Research Tips

Objective: Investigating

Researching - Make sure to get help with your research skills throughout the process. This is the skill where most students struggle. We have found that the more time a student spends in this phase, the more successful, meaningful.

I always suggest starting by exploring issues thoroughly. Read as much as you can about the issue, talk to everyone you know about the issue, you never know who might know someone or something about it. Someone asked Cesar Chavez about how he started organizing people and he said he just talks to one person at a time, then another, then another. Start by "trying on" or "swimming" through the topic. Dive in and read as much as you can. View videos about the topic. Read, read, read, before you decide on the exact issue you want to focus on. You may change your mind a few different times. That's ok, that's why I always suggest at least a week or topic swimming or topic shopping.
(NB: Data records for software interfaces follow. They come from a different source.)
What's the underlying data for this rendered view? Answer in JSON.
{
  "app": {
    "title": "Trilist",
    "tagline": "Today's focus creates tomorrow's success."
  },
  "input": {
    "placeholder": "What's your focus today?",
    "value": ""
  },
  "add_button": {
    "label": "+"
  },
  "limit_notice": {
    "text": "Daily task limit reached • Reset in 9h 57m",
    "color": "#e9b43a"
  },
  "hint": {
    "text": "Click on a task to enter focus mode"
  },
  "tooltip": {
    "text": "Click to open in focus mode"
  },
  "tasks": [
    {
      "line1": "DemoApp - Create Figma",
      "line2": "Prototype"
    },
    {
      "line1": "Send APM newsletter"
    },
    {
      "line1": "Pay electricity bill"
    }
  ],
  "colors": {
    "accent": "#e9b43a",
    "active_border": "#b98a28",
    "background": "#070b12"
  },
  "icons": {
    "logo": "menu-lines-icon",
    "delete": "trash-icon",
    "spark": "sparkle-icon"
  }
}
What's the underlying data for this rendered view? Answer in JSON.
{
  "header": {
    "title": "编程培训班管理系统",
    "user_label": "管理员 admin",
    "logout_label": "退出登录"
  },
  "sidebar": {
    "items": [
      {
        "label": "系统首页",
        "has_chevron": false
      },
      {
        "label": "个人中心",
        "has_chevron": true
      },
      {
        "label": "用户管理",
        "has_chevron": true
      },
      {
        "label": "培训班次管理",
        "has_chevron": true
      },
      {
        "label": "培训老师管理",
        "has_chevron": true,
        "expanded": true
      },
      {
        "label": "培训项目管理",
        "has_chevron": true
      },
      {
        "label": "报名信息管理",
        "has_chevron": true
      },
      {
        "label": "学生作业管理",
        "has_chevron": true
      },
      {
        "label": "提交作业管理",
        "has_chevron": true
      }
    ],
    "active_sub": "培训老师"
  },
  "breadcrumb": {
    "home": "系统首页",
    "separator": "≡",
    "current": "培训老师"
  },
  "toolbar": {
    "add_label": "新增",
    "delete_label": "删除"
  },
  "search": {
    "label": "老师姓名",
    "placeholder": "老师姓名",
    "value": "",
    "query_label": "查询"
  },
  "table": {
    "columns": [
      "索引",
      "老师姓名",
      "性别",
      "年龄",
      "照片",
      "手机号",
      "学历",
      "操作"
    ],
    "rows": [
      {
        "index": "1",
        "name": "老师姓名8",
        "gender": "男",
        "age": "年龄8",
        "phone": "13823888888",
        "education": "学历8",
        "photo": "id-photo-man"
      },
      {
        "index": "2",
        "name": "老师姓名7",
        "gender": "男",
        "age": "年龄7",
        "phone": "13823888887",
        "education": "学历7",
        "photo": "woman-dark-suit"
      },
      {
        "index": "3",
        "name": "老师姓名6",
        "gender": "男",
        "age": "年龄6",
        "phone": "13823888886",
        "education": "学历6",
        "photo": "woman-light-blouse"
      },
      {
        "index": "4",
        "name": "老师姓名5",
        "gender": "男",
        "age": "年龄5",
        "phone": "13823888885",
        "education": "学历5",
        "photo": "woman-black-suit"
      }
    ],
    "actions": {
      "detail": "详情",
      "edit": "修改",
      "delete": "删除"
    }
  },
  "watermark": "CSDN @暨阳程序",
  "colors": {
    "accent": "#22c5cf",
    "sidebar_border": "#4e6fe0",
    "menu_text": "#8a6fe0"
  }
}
Once you decide on your issue, topic, or community need then think about what you need and want to find out about it. What are the numbers behind the issue? How do you know these statistics are reliable, valid, and current? Who said it? Who are the experts? What's been done before? What still needs to be done? What is a unique way to address the problem?

Primary Resources

Original research attempts to answer important questions that haven't been asked or answered before. Original research is important and can include:

  • surveys
  • first person interviews
  • field notes
  • observations, etc.

Interview people who have experienced the issue first-hand.

Design a way to collect data to answer questions such as:

  • How many seagulls on average come to campus every day to trash our lunch-court?
  • How many students wear their helmets to school?
  • How many students have experienced homelessness in their life?
  • What is the most memorable unit for students in three years at PB Middle?
  • Which yards within a mile of PB Middle meet criteria for winning an Ocean Friendly Garden award?
  • How much water can we potentially capture from a given surface at PB Middle School?
  • How much food do we throw away every day at PB Middle?
  • What are the issues most important to PB Middle students?

Secondary Resources

If you are searching for information that's already been published or created, secondary resources, make sure to find reliable, authoritative, credible, current resources.

Interviewing experts in the field is a great way to find out more about the issue and make connections with organization and groups in the community.

Read information available and organized in advertising free, academic district databases at (user: sandi1 password; library).

  • ELibrary is great for topic overview such as civil rights; child labor; global warming
  • SIRS Issues Research is used for issues that have two sides such as alternative medicine, college education, animal experimentation, gun control, elections, bioethics, renewable energy
  • Teen Health and Wellness Resource Center: for teen health issues, GLBTQIA resources


  • Open up a Google Doc as your Process Journal
  • Keep track of EVERYTHING that you research in YOUR PROCESS JOURNAL, even if you think you don't need it.
  • Have someone look at your statistics to see if they make sense. Use common sense when reporting numbers.
  • Careful using the words "everyone", "all", "everybody", "it's a fact that...", "women in San Diego...". Don't say something is fact, when it may or may not be true for everyone, everybody, or even a small group. BE CAREFUL WITH NUMBERS.. Exact numbers are rarely correct. Use:
    • it is believed that...,
    • my research indicates that more than 20 people have had their lunch stolen by seagulls in the past six months
    • At least 10 people reported...
    • Many people experienced...
    • Some people believed..
  • Save notes, photos, graphs, maps, drawings, summaries IN YOUR PROCESS JOURNAL
  • If you interview someone remember to take a picture with them and take notes of what you asked and learned. Ask them permission to share the photo and the interview.
  • Email relevant articles to yourself so you have them to refer to or cite later. Always keep a record of all of the articles you read and notes and citations to use later.
  • If a statistic doesn't sound correct, don't share it, post it, or put it in your presentation. RULE of THREE says that a statistic is more reliable if it can be verified by or in three different credible, and authoritative, trustworthy resources.
  • Save everything in your bibliography and then if you don't use it, take it out later.
  • Each time you talk with your team, advisor, project coordinator, or interview anyone, keep a summary of what was said and by whom.
Website by SchoolMessenger Presence. © 2024 SchoolMessenger Corporation. All rights reserved.